- DATA TO PROCESS
---*---

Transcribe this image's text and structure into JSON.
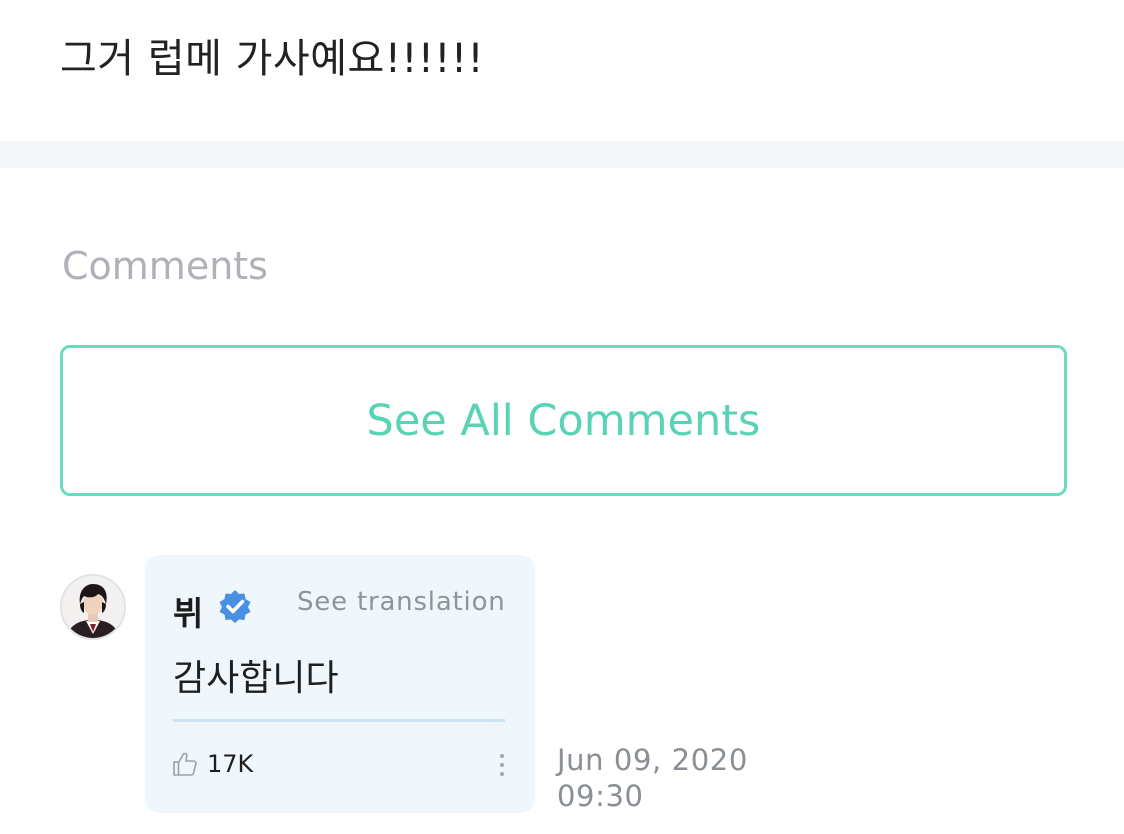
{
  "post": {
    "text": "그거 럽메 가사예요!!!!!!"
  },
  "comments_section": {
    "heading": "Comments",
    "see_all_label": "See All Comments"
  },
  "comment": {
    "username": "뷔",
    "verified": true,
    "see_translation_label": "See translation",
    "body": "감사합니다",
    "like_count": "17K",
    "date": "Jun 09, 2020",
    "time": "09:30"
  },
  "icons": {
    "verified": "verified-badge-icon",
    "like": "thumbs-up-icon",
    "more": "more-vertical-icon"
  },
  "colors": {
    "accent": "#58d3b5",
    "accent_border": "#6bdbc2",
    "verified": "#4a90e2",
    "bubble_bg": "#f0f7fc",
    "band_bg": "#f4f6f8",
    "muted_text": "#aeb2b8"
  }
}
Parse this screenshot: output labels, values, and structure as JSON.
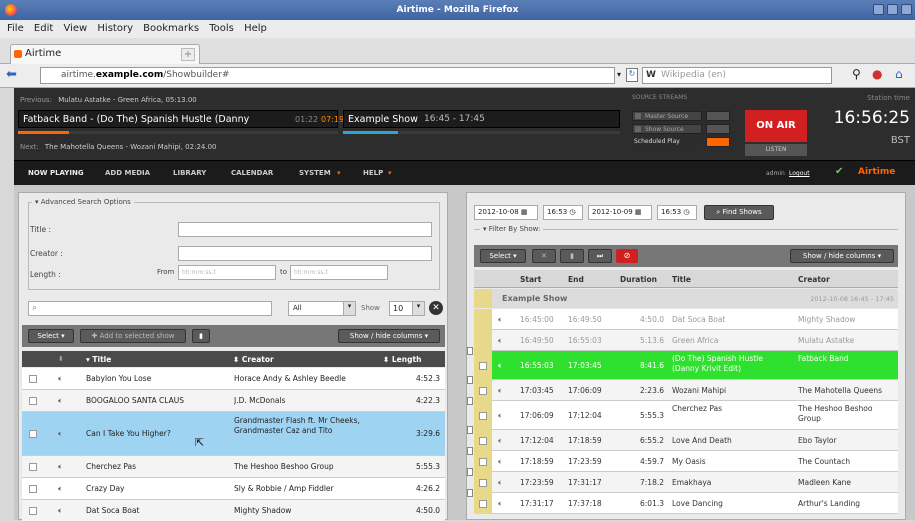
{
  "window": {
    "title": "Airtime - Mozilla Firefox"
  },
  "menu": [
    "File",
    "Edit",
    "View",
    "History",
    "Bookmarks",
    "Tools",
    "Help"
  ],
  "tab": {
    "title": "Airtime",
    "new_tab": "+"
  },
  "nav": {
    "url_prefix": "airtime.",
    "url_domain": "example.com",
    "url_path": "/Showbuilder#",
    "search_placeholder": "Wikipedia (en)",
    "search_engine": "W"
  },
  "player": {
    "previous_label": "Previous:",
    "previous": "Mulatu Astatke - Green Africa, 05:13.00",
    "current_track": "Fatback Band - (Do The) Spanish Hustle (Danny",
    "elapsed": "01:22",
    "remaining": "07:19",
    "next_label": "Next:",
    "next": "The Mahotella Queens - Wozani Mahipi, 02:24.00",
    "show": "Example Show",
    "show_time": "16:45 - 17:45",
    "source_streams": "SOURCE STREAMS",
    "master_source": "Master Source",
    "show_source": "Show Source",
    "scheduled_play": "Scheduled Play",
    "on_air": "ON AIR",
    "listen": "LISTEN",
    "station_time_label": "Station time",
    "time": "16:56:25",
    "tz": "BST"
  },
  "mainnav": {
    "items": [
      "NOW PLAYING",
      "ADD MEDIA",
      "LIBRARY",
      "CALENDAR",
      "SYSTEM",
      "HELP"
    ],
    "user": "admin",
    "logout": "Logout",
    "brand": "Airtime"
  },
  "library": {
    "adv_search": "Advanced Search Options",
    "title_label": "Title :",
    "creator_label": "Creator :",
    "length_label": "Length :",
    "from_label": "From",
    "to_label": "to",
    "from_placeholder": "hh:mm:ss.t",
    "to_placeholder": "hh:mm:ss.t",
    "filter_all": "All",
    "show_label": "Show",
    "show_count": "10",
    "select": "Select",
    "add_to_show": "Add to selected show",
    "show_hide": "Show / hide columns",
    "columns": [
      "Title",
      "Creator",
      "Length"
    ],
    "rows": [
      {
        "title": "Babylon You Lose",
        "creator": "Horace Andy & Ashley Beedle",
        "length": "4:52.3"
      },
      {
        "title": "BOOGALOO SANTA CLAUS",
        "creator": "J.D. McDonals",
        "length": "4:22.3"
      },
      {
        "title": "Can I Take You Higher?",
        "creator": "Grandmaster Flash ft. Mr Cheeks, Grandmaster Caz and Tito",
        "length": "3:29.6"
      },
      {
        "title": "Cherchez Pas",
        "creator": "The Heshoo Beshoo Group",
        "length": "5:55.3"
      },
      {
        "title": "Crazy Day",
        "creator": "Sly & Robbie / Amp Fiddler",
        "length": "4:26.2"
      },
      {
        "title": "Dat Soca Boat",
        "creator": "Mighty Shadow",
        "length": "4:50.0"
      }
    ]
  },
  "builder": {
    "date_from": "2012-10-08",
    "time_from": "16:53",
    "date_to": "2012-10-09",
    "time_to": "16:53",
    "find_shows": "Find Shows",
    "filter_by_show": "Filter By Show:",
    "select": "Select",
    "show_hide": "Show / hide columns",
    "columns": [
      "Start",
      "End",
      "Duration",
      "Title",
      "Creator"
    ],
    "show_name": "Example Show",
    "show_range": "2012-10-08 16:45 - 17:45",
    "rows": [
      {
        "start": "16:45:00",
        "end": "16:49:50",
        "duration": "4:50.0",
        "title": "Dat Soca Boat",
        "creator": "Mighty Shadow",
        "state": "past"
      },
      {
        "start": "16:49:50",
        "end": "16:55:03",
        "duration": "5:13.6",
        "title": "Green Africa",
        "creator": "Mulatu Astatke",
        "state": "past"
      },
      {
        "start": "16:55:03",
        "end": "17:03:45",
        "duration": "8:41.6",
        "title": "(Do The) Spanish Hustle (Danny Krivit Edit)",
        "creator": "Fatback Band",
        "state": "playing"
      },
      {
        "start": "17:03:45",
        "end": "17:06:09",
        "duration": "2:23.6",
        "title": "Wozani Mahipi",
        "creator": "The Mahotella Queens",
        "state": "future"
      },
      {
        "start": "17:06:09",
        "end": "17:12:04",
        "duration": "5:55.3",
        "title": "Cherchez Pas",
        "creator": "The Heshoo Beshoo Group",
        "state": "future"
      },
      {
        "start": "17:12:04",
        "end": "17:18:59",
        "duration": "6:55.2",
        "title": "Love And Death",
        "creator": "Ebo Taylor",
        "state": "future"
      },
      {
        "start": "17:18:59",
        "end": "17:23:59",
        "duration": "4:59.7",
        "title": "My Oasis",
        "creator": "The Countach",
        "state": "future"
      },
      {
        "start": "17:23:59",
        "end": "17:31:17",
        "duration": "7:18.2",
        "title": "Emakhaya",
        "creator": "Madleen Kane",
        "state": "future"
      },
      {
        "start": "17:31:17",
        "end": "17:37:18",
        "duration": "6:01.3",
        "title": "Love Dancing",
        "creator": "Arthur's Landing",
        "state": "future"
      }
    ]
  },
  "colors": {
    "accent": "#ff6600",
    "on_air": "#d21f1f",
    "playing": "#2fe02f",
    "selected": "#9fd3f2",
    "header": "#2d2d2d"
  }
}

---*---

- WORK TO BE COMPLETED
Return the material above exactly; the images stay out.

- WRITTEN ANSWER
Transcribe this image's text and structure into JSON.
{
  "post": {
    "text": "그거 럽메 가사예요!!!!!!"
  },
  "comments_section": {
    "heading": "Comments",
    "see_all_label": "See All Comments"
  },
  "comment": {
    "username": "뷔",
    "verified": true,
    "see_translation_label": "See translation",
    "body": "감사합니다",
    "like_count": "17K",
    "date": "Jun 09, 2020",
    "time": "09:30"
  },
  "icons": {
    "verified": "verified-badge-icon",
    "like": "thumbs-up-icon",
    "more": "more-vertical-icon"
  },
  "colors": {
    "accent": "#58d3b5",
    "accent_border": "#6bdbc2",
    "verified": "#4a90e2",
    "bubble_bg": "#f0f7fc",
    "band_bg": "#f4f6f8",
    "muted_text": "#aeb2b8"
  }
}
Parse this screenshot: output labels, values, and structure as JSON.
{
  "window": {
    "title": "Airtime - Mozilla Firefox"
  },
  "menu": [
    "File",
    "Edit",
    "View",
    "History",
    "Bookmarks",
    "Tools",
    "Help"
  ],
  "tab": {
    "title": "Airtime",
    "new_tab": "+"
  },
  "nav": {
    "url_prefix": "airtime.",
    "url_domain": "example.com",
    "url_path": "/Showbuilder#",
    "search_placeholder": "Wikipedia (en)",
    "search_engine": "W"
  },
  "player": {
    "previous_label": "Previous:",
    "previous": "Mulatu Astatke - Green Africa, 05:13.00",
    "current_track": "Fatback Band - (Do The) Spanish Hustle (Danny",
    "elapsed": "01:22",
    "remaining": "07:19",
    "next_label": "Next:",
    "next": "The Mahotella Queens - Wozani Mahipi, 02:24.00",
    "show": "Example Show",
    "show_time": "16:45 - 17:45",
    "source_streams": "SOURCE STREAMS",
    "master_source": "Master Source",
    "show_source": "Show Source",
    "scheduled_play": "Scheduled Play",
    "on_air": "ON AIR",
    "listen": "LISTEN",
    "station_time_label": "Station time",
    "time": "16:56:25",
    "tz": "BST"
  },
  "mainnav": {
    "items": [
      "NOW PLAYING",
      "ADD MEDIA",
      "LIBRARY",
      "CALENDAR",
      "SYSTEM",
      "HELP"
    ],
    "user": "admin",
    "logout": "Logout",
    "brand": "Airtime"
  },
  "library": {
    "adv_search": "Advanced Search Options",
    "title_label": "Title :",
    "creator_label": "Creator :",
    "length_label": "Length :",
    "from_label": "From",
    "to_label": "to",
    "from_placeholder": "hh:mm:ss.t",
    "to_placeholder": "hh:mm:ss.t",
    "filter_all": "All",
    "show_label": "Show",
    "show_count": "10",
    "select": "Select",
    "add_to_show": "Add to selected show",
    "show_hide": "Show / hide columns",
    "columns": [
      "Title",
      "Creator",
      "Length"
    ],
    "rows": [
      {
        "title": "Babylon You Lose",
        "creator": "Horace Andy & Ashley Beedle",
        "length": "4:52.3"
      },
      {
        "title": "BOOGALOO SANTA CLAUS",
        "creator": "J.D. McDonals",
        "length": "4:22.3"
      },
      {
        "title": "Can I Take You Higher?",
        "creator": "Grandmaster Flash ft. Mr Cheeks, Grandmaster Caz and Tito",
        "length": "3:29.6"
      },
      {
        "title": "Cherchez Pas",
        "creator": "The Heshoo Beshoo Group",
        "length": "5:55.3"
      },
      {
        "title": "Crazy Day",
        "creator": "Sly & Robbie / Amp Fiddler",
        "length": "4:26.2"
      },
      {
        "title": "Dat Soca Boat",
        "creator": "Mighty Shadow",
        "length": "4:50.0"
      }
    ]
  },
  "builder": {
    "date_from": "2012-10-08",
    "time_from": "16:53",
    "date_to": "2012-10-09",
    "time_to": "16:53",
    "find_shows": "Find Shows",
    "filter_by_show": "Filter By Show:",
    "select": "Select",
    "show_hide": "Show / hide columns",
    "columns": [
      "Start",
      "End",
      "Duration",
      "Title",
      "Creator"
    ],
    "show_name": "Example Show",
    "show_range": "2012-10-08 16:45 - 17:45",
    "rows": [
      {
        "start": "16:45:00",
        "end": "16:49:50",
        "duration": "4:50.0",
        "title": "Dat Soca Boat",
        "creator": "Mighty Shadow",
        "state": "past"
      },
      {
        "start": "16:49:50",
        "end": "16:55:03",
        "duration": "5:13.6",
        "title": "Green Africa",
        "creator": "Mulatu Astatke",
        "state": "past"
      },
      {
        "start": "16:55:03",
        "end": "17:03:45",
        "duration": "8:41.6",
        "title": "(Do The) Spanish Hustle (Danny Krivit Edit)",
        "creator": "Fatback Band",
        "state": "playing"
      },
      {
        "start": "17:03:45",
        "end": "17:06:09",
        "duration": "2:23.6",
        "title": "Wozani Mahipi",
        "creator": "The Mahotella Queens",
        "state": "future"
      },
      {
        "start": "17:06:09",
        "end": "17:12:04",
        "duration": "5:55.3",
        "title": "Cherchez Pas",
        "creator": "The Heshoo Beshoo Group",
        "state": "future"
      },
      {
        "start": "17:12:04",
        "end": "17:18:59",
        "duration": "6:55.2",
        "title": "Love And Death",
        "creator": "Ebo Taylor",
        "state": "future"
      },
      {
        "start": "17:18:59",
        "end": "17:23:59",
        "duration": "4:59.7",
        "title": "My Oasis",
        "creator": "The Countach",
        "state": "future"
      },
      {
        "start": "17:23:59",
        "end": "17:31:17",
        "duration": "7:18.2",
        "title": "Emakhaya",
        "creator": "Madleen Kane",
        "state": "future"
      },
      {
        "start": "17:31:17",
        "end": "17:37:18",
        "duration": "6:01.3",
        "title": "Love Dancing",
        "creator": "Arthur's Landing",
        "state": "future"
      }
    ]
  },
  "colors": {
    "accent": "#ff6600",
    "on_air": "#d21f1f",
    "playing": "#2fe02f",
    "selected": "#9fd3f2",
    "header": "#2d2d2d"
  }
}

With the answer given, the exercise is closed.